LOS ANGELES – Steve Ballmer would love to hear no more speculation about whether the Clippers might someday head north.
“Obviously, we’re not going to move the team to Seattle,” the Clippers owner said Thursday in an interview with Beat reporters at the team’s offices in downtown L.A. — the new, privately funded, $1.8 billion, state. Friday’s groundbreaking eve for the off-the-art Intuit Dome in Inglewood, where their Clippers are due to start playing home games in 2024.
“I don’t know if anyone will bring it up again,” Ballmer said. “I hope not.”
Intuit will own the naming rights to the arena, a 23-year partnership agreed with the Clippers to begin now, as construction begins on the approximately 18,000-seat venue and surrounding training facility, team office space, medical clinic and outdoor plaza. Is. Retail, food and a basketball court.
“Steve wanted a brand he admired, that valued innovation, that cared about customers,” said Gillian Zucker, Clippers President of Business Operations.
“He wanted a brand that cared about the community … and a brand that went well with our colors.”

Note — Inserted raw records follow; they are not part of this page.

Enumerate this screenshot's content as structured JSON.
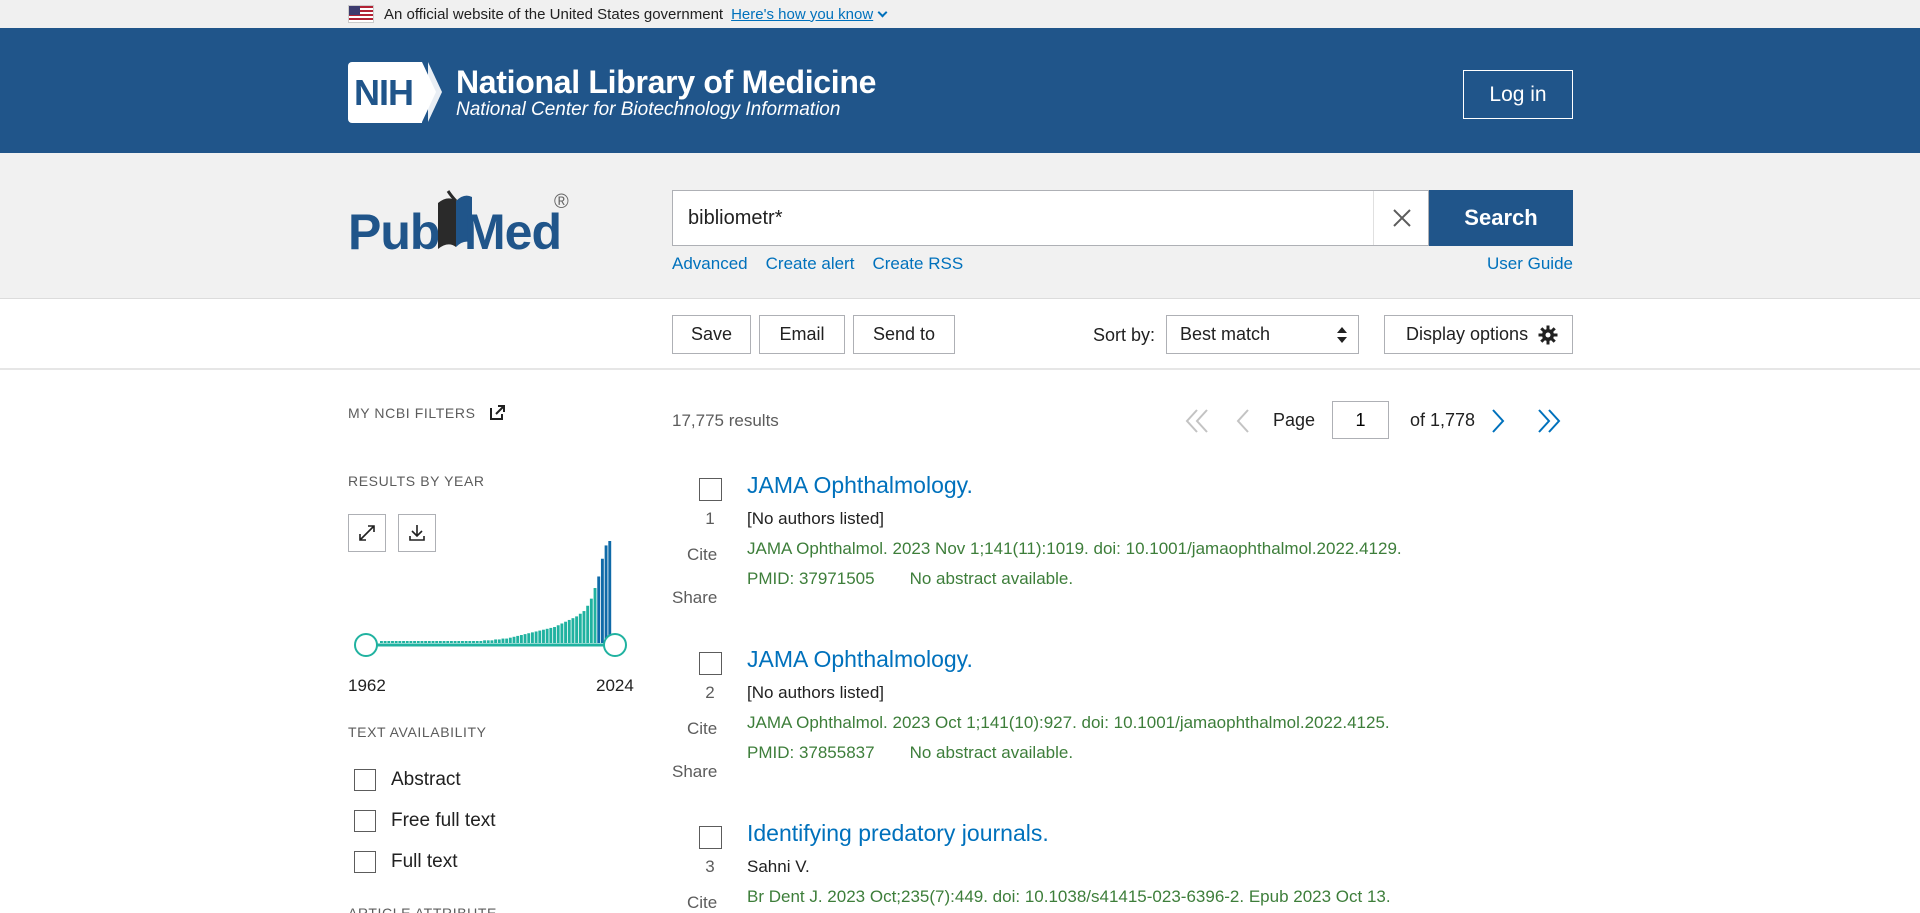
{
  "gov_banner": {
    "text": "An official website of the United States government",
    "link": "Here's how you know"
  },
  "header": {
    "logo_abbr": "NIH",
    "org_name": "National Library of Medicine",
    "org_sub": "National Center for Biotechnology Information",
    "login_label": "Log in"
  },
  "search": {
    "brand_pub": "Pub",
    "brand_med": "Med",
    "brand_reg": "®",
    "query": "bibliometr*",
    "button_label": "Search",
    "links": [
      "Advanced",
      "Create alert",
      "Create RSS"
    ],
    "user_guide": "User Guide"
  },
  "toolbar": {
    "save": "Save",
    "email": "Email",
    "send_to": "Send to",
    "sort_label": "Sort by:",
    "sort_value": "Best match",
    "display_options": "Display options"
  },
  "sidebar": {
    "my_filters": "MY NCBI FILTERS",
    "results_by_year": "RESULTS BY YEAR",
    "year_start": "1962",
    "year_end": "2024",
    "text_availability": "TEXT AVAILABILITY",
    "filters": [
      "Abstract",
      "Free full text",
      "Full text"
    ],
    "article_attribute": "ARTICLE ATTRIBUTE"
  },
  "chart_data": {
    "type": "bar",
    "x_range": [
      1962,
      2024
    ],
    "values": [
      1,
      1,
      1,
      1,
      1,
      1,
      1,
      1,
      1,
      1,
      1,
      1,
      1,
      1,
      1,
      1,
      1,
      1,
      1,
      1,
      1,
      1,
      1,
      2,
      2,
      2,
      2,
      2,
      3,
      3,
      3,
      4,
      4,
      5,
      5,
      6,
      7,
      8,
      9,
      10,
      11,
      12,
      13,
      14,
      15,
      16,
      17,
      18,
      20,
      22,
      24,
      26,
      28,
      30,
      33,
      36,
      42,
      50,
      62,
      75,
      95,
      110,
      115
    ],
    "bar_color": "#20b2a0",
    "recent_color": "#0f6aa8"
  },
  "results": {
    "count": "17,775 results",
    "page_label": "Page",
    "page_value": "1",
    "of_pages": "of 1,778",
    "items": [
      {
        "num": "1",
        "title": "JAMA Ophthalmology.",
        "authors": "[No authors listed]",
        "citation": "JAMA Ophthalmol. 2023 Nov 1;141(11):1019. doi: 10.1001/jamaophthalmol.2022.4129.",
        "pmid": "PMID: 37971505",
        "abstract": "No abstract available.",
        "cite": "Cite",
        "share": "Share"
      },
      {
        "num": "2",
        "title": "JAMA Ophthalmology.",
        "authors": "[No authors listed]",
        "citation": "JAMA Ophthalmol. 2023 Oct 1;141(10):927. doi: 10.1001/jamaophthalmol.2022.4125.",
        "pmid": "PMID: 37855837",
        "abstract": "No abstract available.",
        "cite": "Cite",
        "share": "Share"
      },
      {
        "num": "3",
        "title": "Identifying predatory journals.",
        "authors": "Sahni V.",
        "citation": "Br Dent J. 2023 Oct;235(7):449. doi: 10.1038/s41415-023-6396-2. Epub 2023 Oct 13.",
        "cite": "Cite"
      }
    ]
  },
  "colors": {
    "header_blue": "#20558a",
    "link_blue": "#0071bc",
    "citation_green": "#3d7e3a",
    "teal": "#20b2a0"
  }
}
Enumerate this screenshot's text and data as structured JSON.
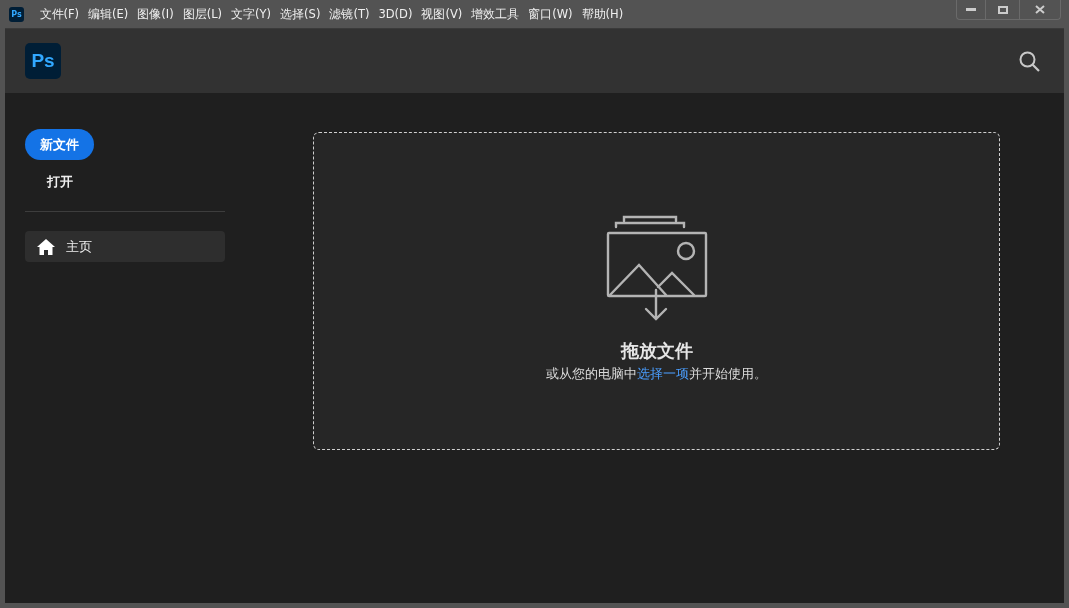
{
  "window": {
    "app_badge": "Ps",
    "menu": [
      "文件(F)",
      "编辑(E)",
      "图像(I)",
      "图层(L)",
      "文字(Y)",
      "选择(S)",
      "滤镜(T)",
      "3D(D)",
      "视图(V)",
      "增效工具",
      "窗口(W)",
      "帮助(H)"
    ]
  },
  "header": {
    "logo": "Ps"
  },
  "sidebar": {
    "actions": [
      {
        "kind": "primary",
        "label": "新文件"
      },
      {
        "kind": "plain",
        "label": "打开"
      }
    ],
    "nav": [
      {
        "label": "主页",
        "selected": true
      }
    ]
  },
  "drop_zone": {
    "title": "拖放文件",
    "text_before": "或从您的电脑中",
    "link": "选择一项",
    "text_after": "并开始使用。"
  }
}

Ballmer said the location of the new arena — along Century Boulevard near Prairie Avenue, across the street from Sophie Stadium, which houses the NFL’s Rams and Chargers — is also desired.
Acquiring it was delayed, mainly due to legal disputes with The Forum’s former owners – a conflict that ended when Ballmer bought the iconic concert venue for $400 million.
“I really wanted to be west of 110 (the freeway), south of 10 and north of 105 — and there aren’t a lot of places,” Ballmer said. “We saw a few places that were outside and I think people would have said, ‘Well, if we’re playing at Carson you’re not really in L.A. anymore. I think people rave about those things. Think differently. Especially for basketball, when you have 41 home games instead of having eight.”
And LA is the place to pursue a serious basketball championship, Ballmer believes.
“If you want to be the most competitive, this is the best market in the world to get a free agent,” he said, reflecting on the prospects for his team after reaching the Western Conference Finals for the first time last season. , both this upcoming season (without injured star Kawhi Leonard), and then.
“I see no reason why we shouldn’t have a good team.”
Once they move into their gleaming new digs, the Clippers, schedule-wise, won’t be hurt by a third-place finish at the Staples Center where they’ve played since it opened in 1999, but Including the Kings of the NHL. , Lakers of the NBA and Sparks of the WNBA.
“I knew we were the third tenant, I didn’t really know what that meant from a schedule perspective,” Ballmer said. “I didn’t think about it when I bought the team and then you play more than 12:30 Saturday afternoon games and it’s hard to get fans into the building. You play Monday night against ‘Monday Night Football’ It’s hard to get fans into the building. You’re not on Friday night, which is a good night.”
This may change in 2024-25 when the Clippers make their building debut, which will be highlighted by the seating arrangement, a section of 51 uninterrupted rows of seats that seat approximately 5,000 fans, in an effort to create a “wall” of sound. Is. Also: a two-sided “Halo Board,” an oval scoreboard with 7,000 square feet of LED lights that will hang on the court without blocking any sight lines.
Fans can look forward to no-checkout concessions (“tech-ready,” Zucker said) and being able to find a bathroom nearby, no matter where they are (the Clippers say 1,500 toilets are double the number per person). other NBA regions). It’s all designed to get fans back to their seats as quickly as possible, while enjoying good basketball.